It is a clear case of showing disrespect to the order of the Tribunal. Therefore, contempt proceedings could have been initiated against the CIT (A) for blatantly disobeying the order of the Tribunal. The Madhya Pradesh High Court in Agrawal Warehousing & Leasing Ltd. vs. CIT 257 ITR 235 held that the CIT (A) cannot refuse to follow the order of the Appellate Tribunal. The CIT (A) is a quasi – judicial authority and is subordinate in judicial hierarchy to the Tribunal. The orders passed by the Tribunal are binding on all the revenue authorities functioning under the jurisdiction of the Tribunal. The principles of judicial discipline require that the orders of the higher appellate authorities should be followed unreservedly by the subordinate authorities
In the light of authoritative pronouncement in National Thermal Power Limited Company V/s. CIT 229 ITR 383 and which was binding on the Tribunal, in terms of Article 141 of the Constitution of India, we do not see how the…
S. 254(1): Unnecessary remand by the ITAT causes prejudice and amounts to a failure to exercise jurisdiction
The Tribunal should not have refused to consider and decide the issue relating to service charges, more so, when an identical view taken by it earlier has not found favour of this Court.
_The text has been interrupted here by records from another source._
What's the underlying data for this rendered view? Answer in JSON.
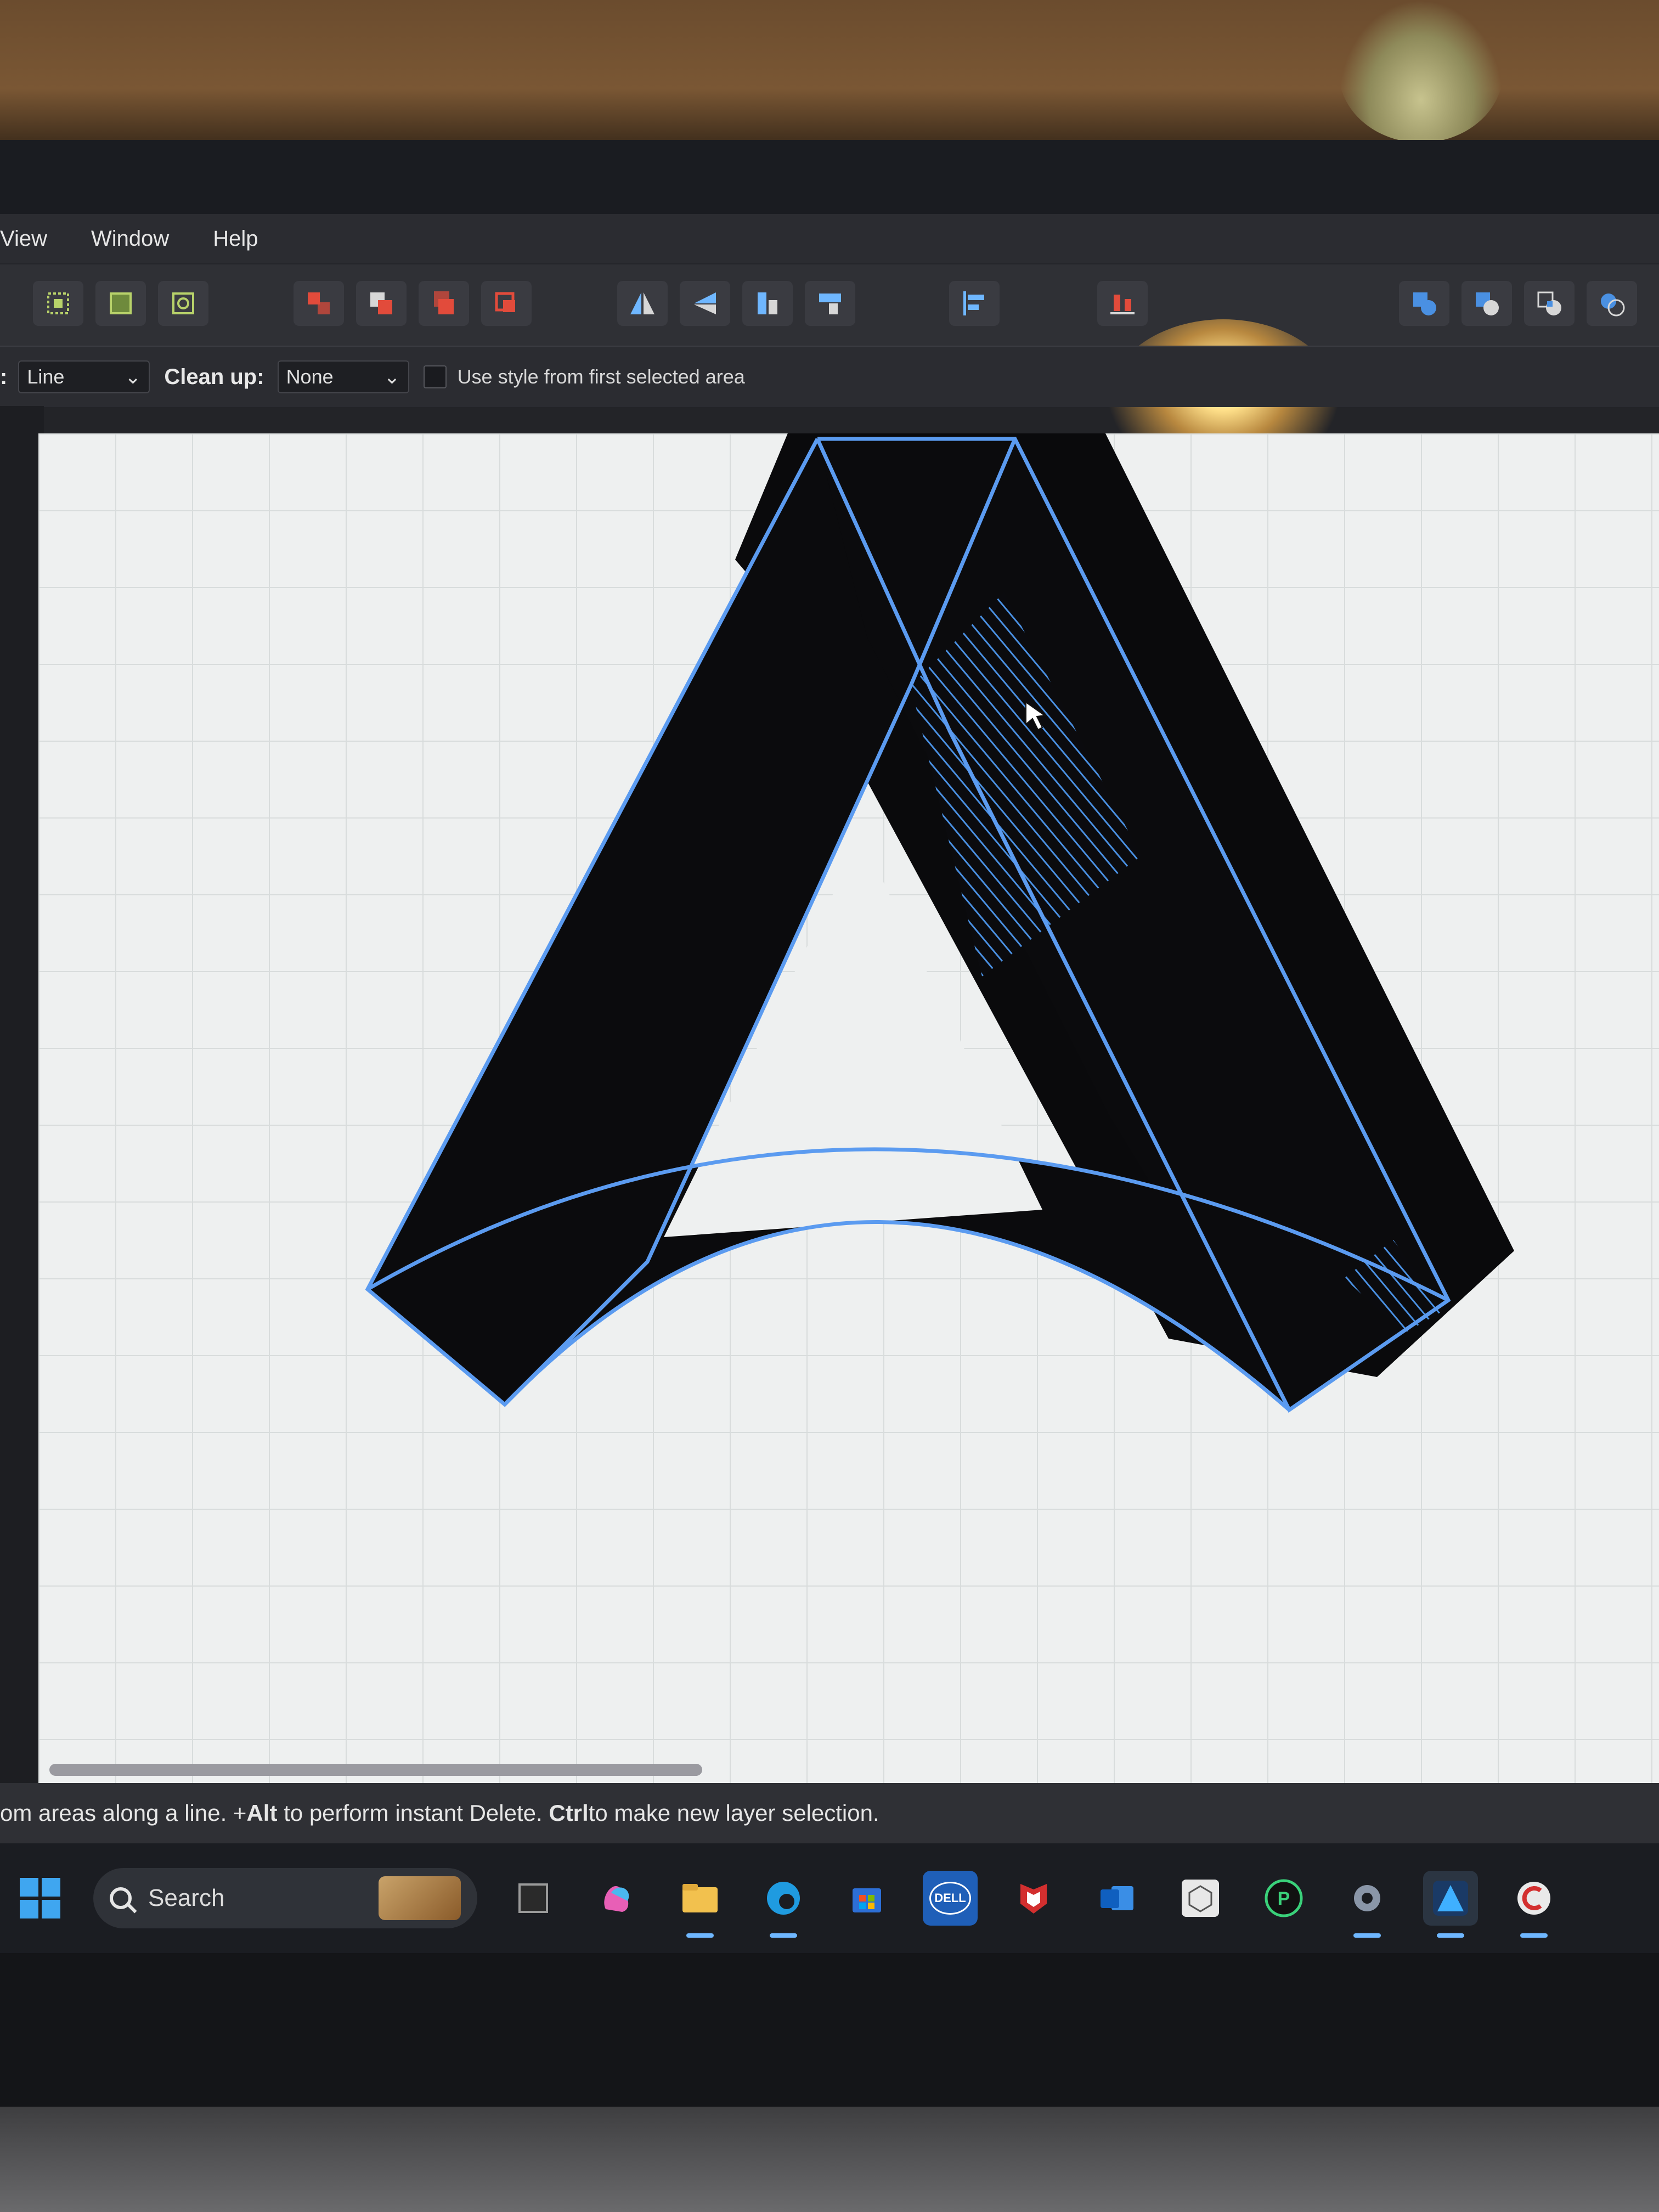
{
  "menu": {
    "items": [
      "View",
      "Window",
      "Help"
    ]
  },
  "toolbar": {
    "group1": [
      "select-all-icon",
      "select-none-icon",
      "select-object-icon"
    ],
    "group2": [
      "bring-forward-icon",
      "send-backward-icon",
      "arrange-front-icon",
      "arrange-back-icon"
    ],
    "group3": [
      "flip-horizontal-icon",
      "flip-vertical-icon",
      "rotate-left-icon",
      "rotate-right-icon"
    ],
    "group4": [
      "align-icon"
    ],
    "group5": [
      "distribute-icon"
    ],
    "group6": [
      "boolean-add-icon",
      "boolean-subtract-icon",
      "boolean-intersect-icon",
      "boolean-divide-icon"
    ]
  },
  "contextbar": {
    "mode_prefix": ":",
    "mode_value": "Line",
    "cleanup_label": "Clean up:",
    "cleanup_value": "None",
    "use_style_label": "Use style from first selected area"
  },
  "statusbar": {
    "part1": "om areas along a line. +",
    "key1": "Alt",
    "part2": " to perform instant Delete. ",
    "key2": "Ctrl",
    "part3": " to make new layer selection."
  },
  "taskbar": {
    "search_placeholder": "Search",
    "apps": [
      "terminal-icon",
      "copilot-icon",
      "file-explorer-icon",
      "edge-icon",
      "store-icon",
      "dell-icon",
      "mcafee-icon",
      "outlook-icon",
      "3d-viewer-icon",
      "p-app-icon",
      "settings-icon",
      "affinity-designer-icon",
      "c-app-icon"
    ],
    "dell_text": "DELL",
    "outlook_text": "O",
    "p_text": "P"
  },
  "colors": {
    "accent": "#4a90e2",
    "selection_stroke": "#5b9bf0",
    "artwork_fill": "#0a0a0c",
    "canvas": "#eef0f0",
    "ui_dark": "#2b2c31"
  }
}
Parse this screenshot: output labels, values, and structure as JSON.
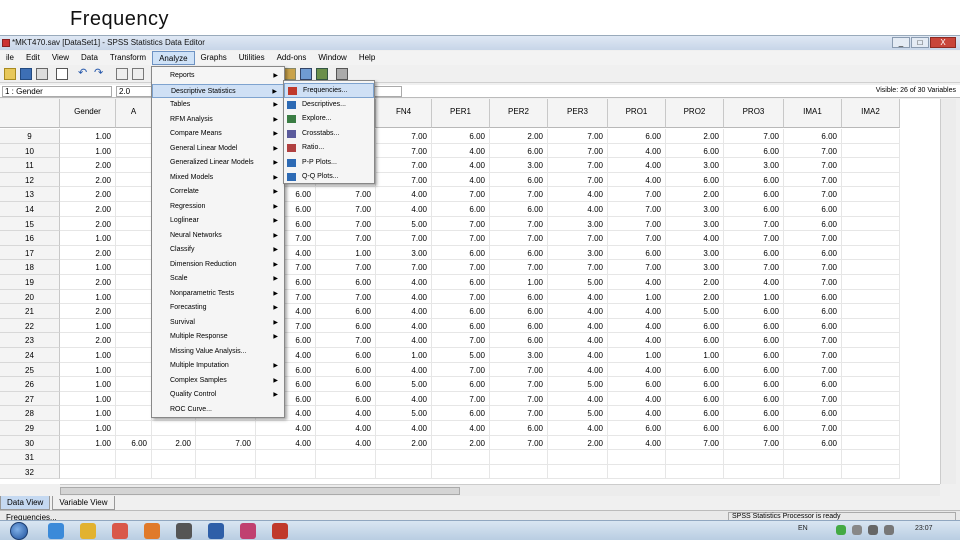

This Court repeatedly reminded the Tribunal of its duty as a last fact finding authority of dealing with all factual and legal issues. The Tribunal failed to take any note of the caution which has been administered by this Court and particularly of not remanding cases unnecessarily and without any proper direction. A blanket remand causes serious prejudice to parties. None benefits by non-adjudication or non-consideration of an issue of fact and law by an Appellate Authority and by wholesale remand of the case back to the original authority. This is a clear failure of duty which has to be performed by the Appellate Authority in law. Once the Appellate Authority fails to perform such duty and is corrected on one occasion by this Court, and in relation to the same assessee, then, the least that was expected from the Tribunal was to follow the order and direction of this Court and abide by it even for this later assessment year. If the same claim and which was dealt with by the Court earlier and for which the note of caution was issued, then, the Tribunal was bound in law to take due note of the same and follow the course for the later assessment years. We are of the view that the refusal of the Tribunal to follow the order of this Court and equally to correct its obvious and apparent mistake is vitiated as above. It is vitiated by a serious error of law apparent on the face of the record. The Tribunal has misdirected itself completely and in law in refusing to decide and consider the claim in relation to service charges.